Two samples of mosquitoes collected from the San Fernando Valley communities of Sherman Oaks and Porter Ranch tested positive for West Nile virus last week.
The Greater Los Angeles County Vector Control District also reported the first positive mosquito sample of the year from Panorama City last week.
While District officials are happy West Nile virus activity is off to a bit of a slow start this year, there are many hot summer months ahead which will lead to increased mosquito reproduction and WNV amplification and transmission.
“Last year, by the end of week 29, we already had 43 positive samples reported,” said Susanne Kluh, director of scientific technical services.
The District works year‐round to actively search for and managing water‐holding areas such as gutters, ditches, storm drain channels, basins, and non‐functional pools and ponds, but there are many more mosquito breeding sites on private property that require the public’s attention.

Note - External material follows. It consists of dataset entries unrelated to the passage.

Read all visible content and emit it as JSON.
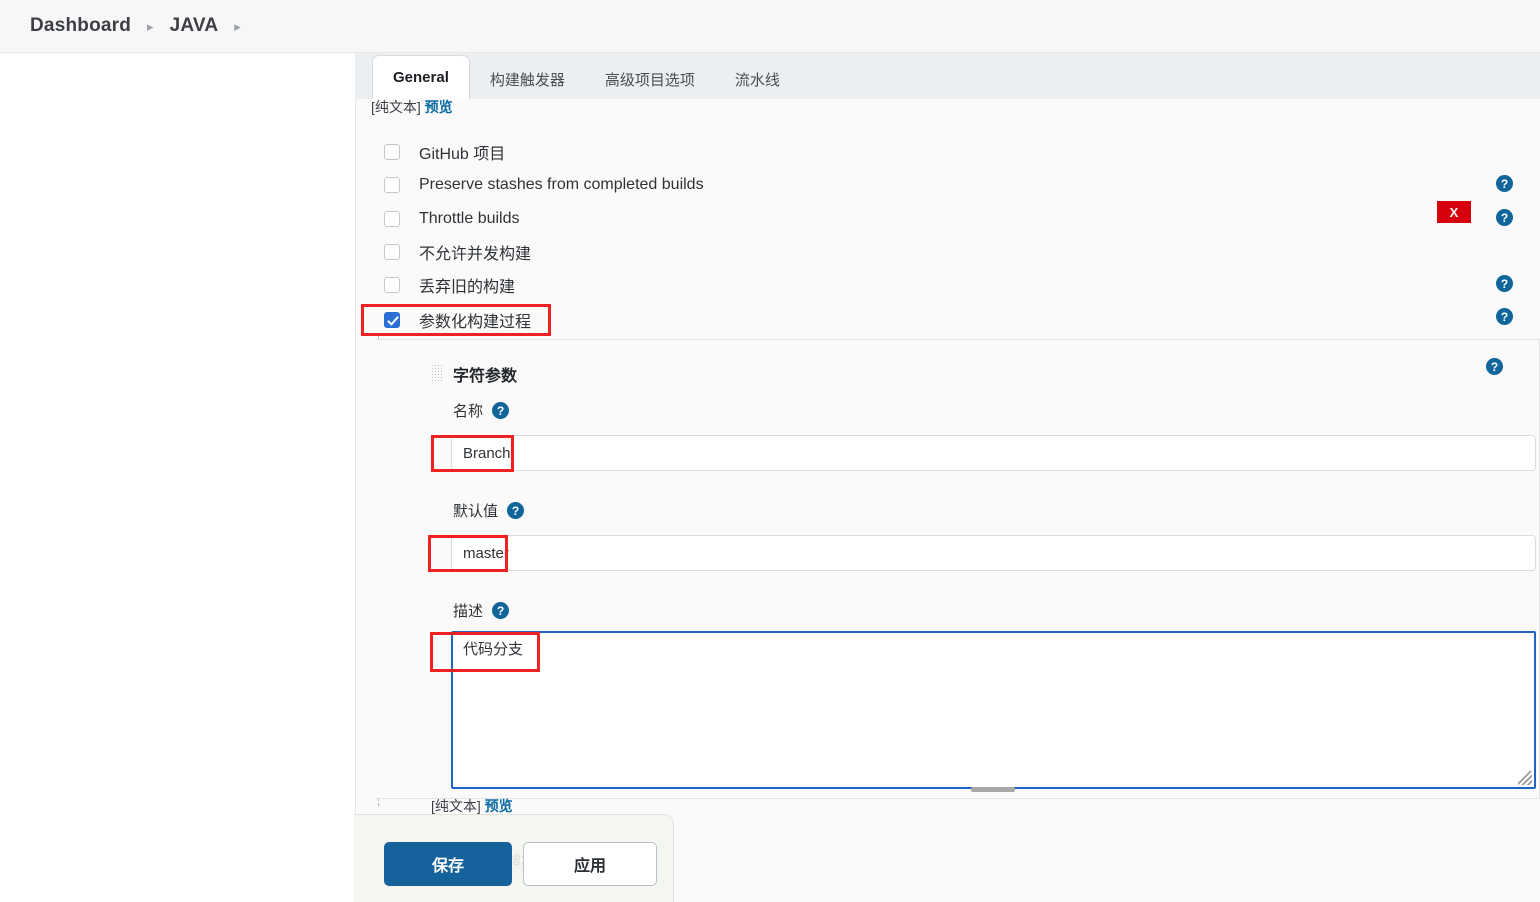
{
  "breadcrumb": {
    "items": [
      "Dashboard",
      "JAVA"
    ],
    "separator": "▸"
  },
  "tabs": [
    {
      "label": "General",
      "active": true
    },
    {
      "label": "构建触发器",
      "active": false
    },
    {
      "label": "高级项目选项",
      "active": false
    },
    {
      "label": "流水线",
      "active": false
    }
  ],
  "top_markup": {
    "plain_text": "[纯文本]",
    "preview_link": "预览"
  },
  "checkboxes": [
    {
      "label": "GitHub 项目",
      "checked": false,
      "help": false
    },
    {
      "label": "Preserve stashes from completed builds",
      "checked": false,
      "help": true
    },
    {
      "label": "Throttle builds",
      "checked": false,
      "help": true
    },
    {
      "label": "不允许并发构建",
      "checked": false,
      "help": false
    },
    {
      "label": "丢弃旧的构建",
      "checked": false,
      "help": true
    },
    {
      "label": "参数化构建过程",
      "checked": true,
      "help": true
    }
  ],
  "parameter": {
    "title": "字符参数",
    "delete_label": "X",
    "name_label": "名称",
    "name_value": "Branch",
    "default_label": "默认值",
    "default_value": "master",
    "description_label": "描述",
    "description_value": "代码分支",
    "markup": {
      "plain_text": "[纯文本]",
      "preview_link": "预览"
    }
  },
  "help_icon_glyph": "?",
  "actions": {
    "save": "保存",
    "apply": "应用",
    "ghost": "增加参数"
  },
  "colors": {
    "accent_blue": "#16629c",
    "checkbox_blue": "#2b6fd4",
    "help_blue": "#10659b",
    "delete_red": "#d9000d",
    "annotation_red": "#ee2222",
    "focus_blue": "#1f64c4",
    "link_blue": "#0b6aa2"
  }
}
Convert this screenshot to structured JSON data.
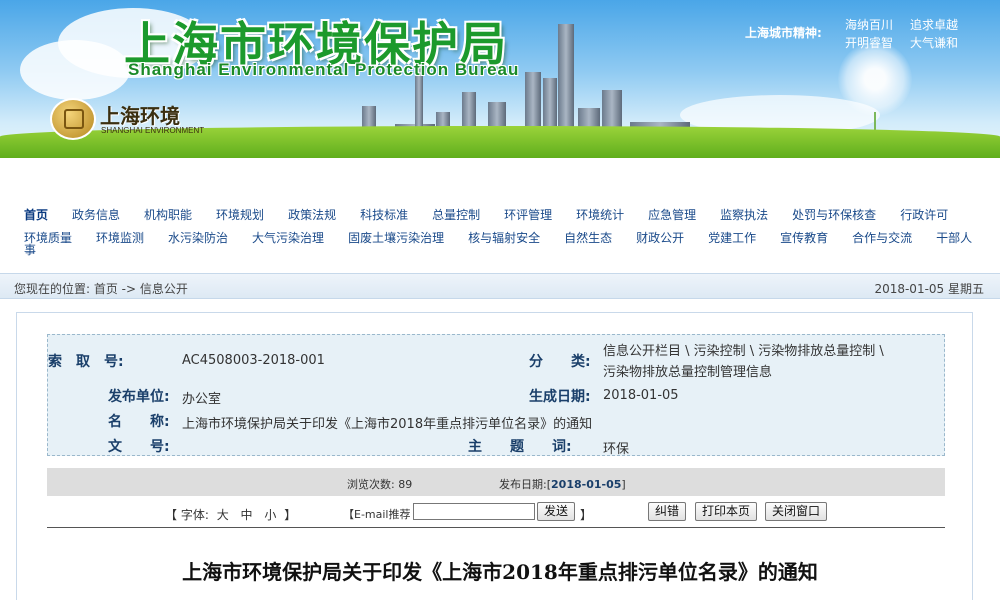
{
  "header": {
    "title_cn": "上海市环境保护局",
    "title_en": "Shanghai Environmental Protection Bureau",
    "logo_cn": "上海环境",
    "logo_en": "SHANGHAI ENVIRONMENT",
    "spirit_label": "上海城市精神:",
    "spirit_words": [
      "海纳百川",
      "追求卓越",
      "开明睿智",
      "大气谦和"
    ]
  },
  "nav": {
    "row1": [
      "首页",
      "政务信息",
      "机构职能",
      "环境规划",
      "政策法规",
      "科技标准",
      "总量控制",
      "环评管理",
      "环境统计",
      "应急管理",
      "监察执法",
      "处罚与环保核查",
      "行政许可"
    ],
    "row2": [
      "环境质量",
      "环境监测",
      "水污染防治",
      "大气污染治理",
      "固废土壤污染治理",
      "核与辐射安全",
      "自然生态",
      "财政公开",
      "党建工作",
      "宣传教育",
      "合作与交流",
      "干部人"
    ],
    "wrap_text": "事"
  },
  "breadcrumb": {
    "text": "您现在的位置: 首页 -> 信息公开",
    "date": "2018-01-05  星期五"
  },
  "info": {
    "index_label": "索　取　号:",
    "index_value": "AC4508003-2018-001",
    "category_label": "分　　类:",
    "category_line1": "信息公开栏目 \\ 污染控制 \\ 污染物排放总量控制 \\",
    "category_line2": "污染物排放总量控制管理信息",
    "publisher_label": "发布单位:",
    "publisher_value": "办公室",
    "created_label": "生成日期:",
    "created_value": "2018-01-05",
    "name_label": "名　　称:",
    "name_value": "上海市环境保护局关于印发《上海市2018年重点排污单位名录》的通知",
    "docno_label": "文　　号:",
    "docno_value": "",
    "topic_label": "主　　题　　词:",
    "topic_value": "环保"
  },
  "stats": {
    "views_label": "浏览次数:",
    "views_value": "89",
    "publish_label": "发布日期:",
    "publish_value": "2018-01-05"
  },
  "tools": {
    "font_prefix": "【 字体:",
    "font_large": "大",
    "font_medium": "中",
    "font_small": "小",
    "font_suffix": "】",
    "email_label": "【E-mail推荐",
    "email_value": "",
    "send_label": "发送",
    "email_suffix": "】",
    "correct_label": "纠错",
    "print_label": "打印本页",
    "close_label": "关闭窗口"
  },
  "document": {
    "title": "上海市环境保护局关于印发《上海市2018年重点排污单位名录》的通知"
  }
}
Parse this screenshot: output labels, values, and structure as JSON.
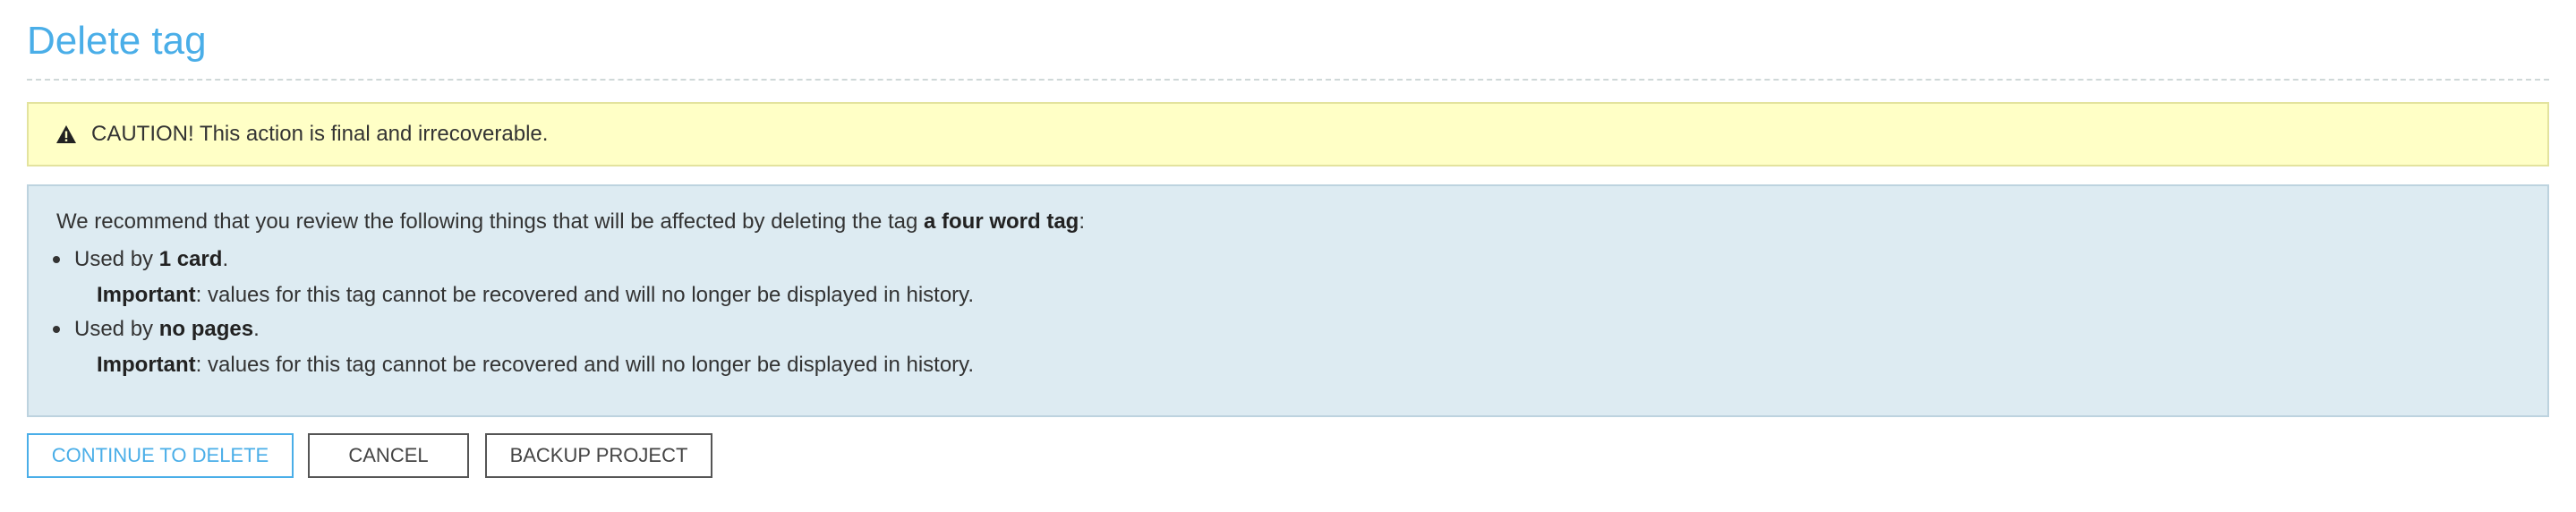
{
  "page": {
    "title": "Delete tag"
  },
  "caution": {
    "icon": "warning-triangle-icon",
    "text": "CAUTION! This action is final and irrecoverable."
  },
  "info": {
    "intro_prefix": "We recommend that you review the following things that will be affected by deleting the tag ",
    "tag_name": "a four word tag",
    "intro_suffix": ":",
    "items": [
      {
        "prefix": "Used by ",
        "count": "1 card",
        "suffix": ".",
        "note_label": "Important",
        "note_text": ": values for this tag cannot be recovered and will no longer be displayed in history."
      },
      {
        "prefix": "Used by ",
        "count": "no pages",
        "suffix": ".",
        "note_label": "Important",
        "note_text": ": values for this tag cannot be recovered and will no longer be displayed in history."
      }
    ]
  },
  "actions": {
    "continue_label": "CONTINUE TO DELETE",
    "cancel_label": "CANCEL",
    "backup_label": "BACKUP PROJECT"
  },
  "colors": {
    "accent": "#4aaee8",
    "caution_bg": "#ffffc6",
    "info_bg": "#ddebf2"
  }
}
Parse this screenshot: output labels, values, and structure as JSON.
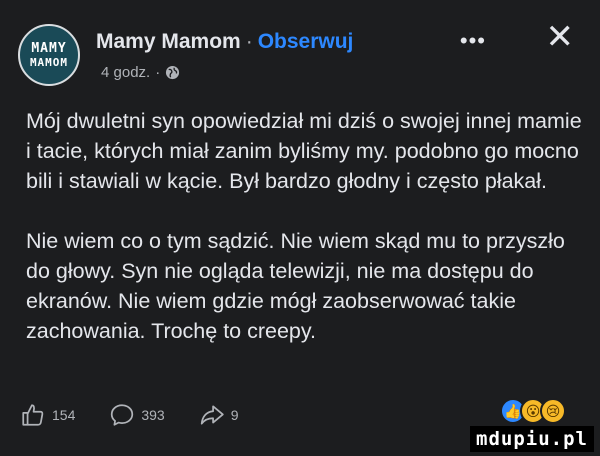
{
  "post": {
    "avatar": {
      "line1": "MAMY",
      "line2": "MAMOM"
    },
    "author": "Mamy Mamom",
    "separator": "·",
    "follow_label": "Obserwuj",
    "time": "4 godz.",
    "time_separator": "·",
    "more_label": "•••",
    "close_label": "✕",
    "paragraphs": [
      "Mój dwuletni syn opowiedział mi dziś o swojej innej mamie i tacie, których miał zanim byliśmy my. podobno go mocno bili i stawiali w kącie. Był bardzo głodny i często płakał.",
      "Nie wiem co o tym sądzić. Nie wiem skąd mu to przyszło do głowy. Syn nie ogląda telewizji, nie ma dostępu do ekranów. Nie wiem gdzie mógł zaobserwować takie zachowania. Trochę to creepy."
    ]
  },
  "actions": {
    "likes": "154",
    "comments": "393",
    "shares": "9"
  },
  "reactions": [
    {
      "icon": "thumbs-up-icon",
      "glyph": "👍"
    },
    {
      "icon": "wow-face-icon",
      "glyph": "😮"
    },
    {
      "icon": "sad-face-icon",
      "glyph": "😢"
    }
  ],
  "watermark": "mdupiu.pl",
  "colors": {
    "background": "#1c1d1f",
    "text": "#e4e6eb",
    "muted": "#b0b3b8",
    "accent": "#2d88ff"
  }
}
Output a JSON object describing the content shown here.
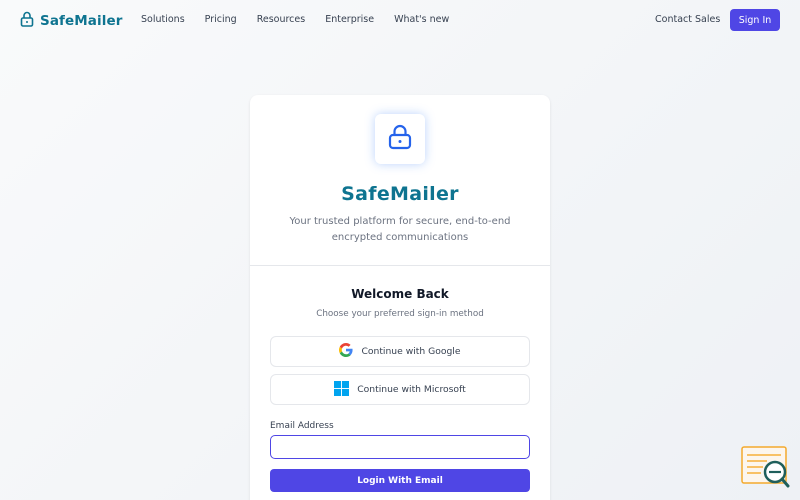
{
  "header": {
    "brand": "SafeMailer",
    "nav": [
      "Solutions",
      "Pricing",
      "Resources",
      "Enterprise",
      "What's new"
    ],
    "contact_label": "Contact Sales",
    "signin_label": "Sign In"
  },
  "card": {
    "title": "SafeMailer",
    "subtitle_line1": "Your trusted platform for secure, end-to-end",
    "subtitle_line2": "encrypted communications",
    "welcome": "Welcome Back",
    "choose": "Choose your preferred sign-in method",
    "google_label": "Continue with Google",
    "microsoft_label": "Continue with Microsoft",
    "email_label": "Email Address",
    "email_value": "",
    "email_placeholder": "",
    "login_label": "Login With Email"
  },
  "colors": {
    "brand": "#0e7490",
    "accent": "#4f46e5",
    "lock_icon": "#2563eb"
  },
  "icons": {
    "brand": "lock-icon",
    "card": "lock-icon",
    "google": "google-logo-icon",
    "microsoft": "microsoft-logo-icon",
    "widget": "feedback-search-icon"
  }
}
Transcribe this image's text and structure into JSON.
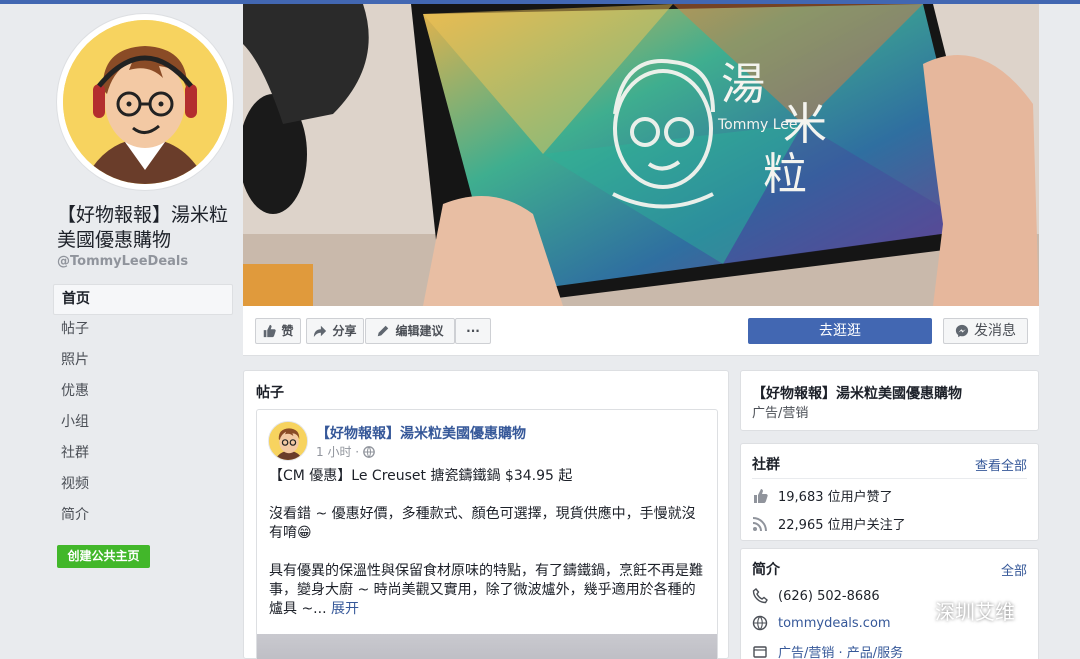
{
  "page": {
    "name": "【好物報報】湯米粒美國優惠購物",
    "handle": "@TommyLeeDeals"
  },
  "nav": {
    "items": [
      {
        "label": "首页"
      },
      {
        "label": "帖子"
      },
      {
        "label": "照片"
      },
      {
        "label": "优惠"
      },
      {
        "label": "小组"
      },
      {
        "label": "社群"
      },
      {
        "label": "视频"
      },
      {
        "label": "简介"
      }
    ],
    "create_label": "创建公共主页"
  },
  "cover": {
    "logo_lines": [
      "湯",
      "米",
      "粒"
    ],
    "logo_sub": "Tommy Lee"
  },
  "actions": {
    "like": "赞",
    "share": "分享",
    "edit": "编辑建议",
    "more": "···",
    "shop": "去逛逛",
    "message": "发消息"
  },
  "posts": {
    "title": "帖子",
    "post": {
      "author": "【好物報報】湯米粒美國優惠購物",
      "time": "1 小时 ·",
      "headline": "【CM 優惠】Le Creuset 搪瓷鑄鐵鍋 $34.95 起",
      "para1": "沒看錯 ~ 優惠好價，多種款式、顏色可選擇，現貨供應中，手慢就沒有唷😁",
      "para2": "具有優異的保溫性與保留食材原味的特點，有了鑄鐵鍋，烹飪不再是難事，變身大廚 ~ 時尚美觀又實用，除了微波爐外，幾乎適用於各種的爐具 ~...",
      "more": "展开"
    }
  },
  "info_card": {
    "title": "【好物報報】湯米粒美國優惠購物",
    "category": "广告/营销"
  },
  "community": {
    "title": "社群",
    "see_all": "查看全部",
    "likes": "19,683 位用户赞了",
    "follows": "22,965 位用户关注了"
  },
  "about": {
    "title": "简介",
    "all": "全部",
    "phone": "(626) 502-8686",
    "website": "tommydeals.com",
    "categories": "广告/营销 · 产品/服务"
  },
  "watermark": {
    "text": "深圳艾维"
  },
  "colors": {
    "brand_blue": "#4267b2",
    "link_blue": "#365899",
    "green": "#42b72a",
    "background": "#e9ebee"
  }
}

Residents, business owners, and property managers must ensure no standing water is permitted on their property. Yard and parking lot drains, air conditioner drip pans/buckets, rain barrels, non‐ functional swimming pools, and other containers such as rain barrels, plant saucers, and old tires must be removed or sealed to prohibit mosquito access.
To prevent bites, and the risk of disease transmission, the District recommends EPA‐registered repellents that have been shown to be both safe and effective when used according to label directions: DEET, Picaridin, IR3535, or oil of lemon eucalyptus.
About West Nile Virus
According to the Los Angeles County Department of Public Health, West Nile virus is a leading cause of severe infections of the nervous system among adults older than age 50 in Los Angeles County. WNV is transmitted to people and animals through the bite of an infected mosquito. There is no cure for WNV. One in five persons infected with the virus will exhibit symptoms.
Symptoms can include fever, headache, body aches, nausea, or a skin rash. These symptoms can last for several days to months. One in 150 people infected with the virus will require hospitalization. Severe symptoms include high fever, muscle weakness, neck stiffness, coma, paralysis, and possibly death.
For more information, residents can contact the Greater Los Angeles County Vector Control District at 562‐944‐9656 or online at www.glacvcd.org.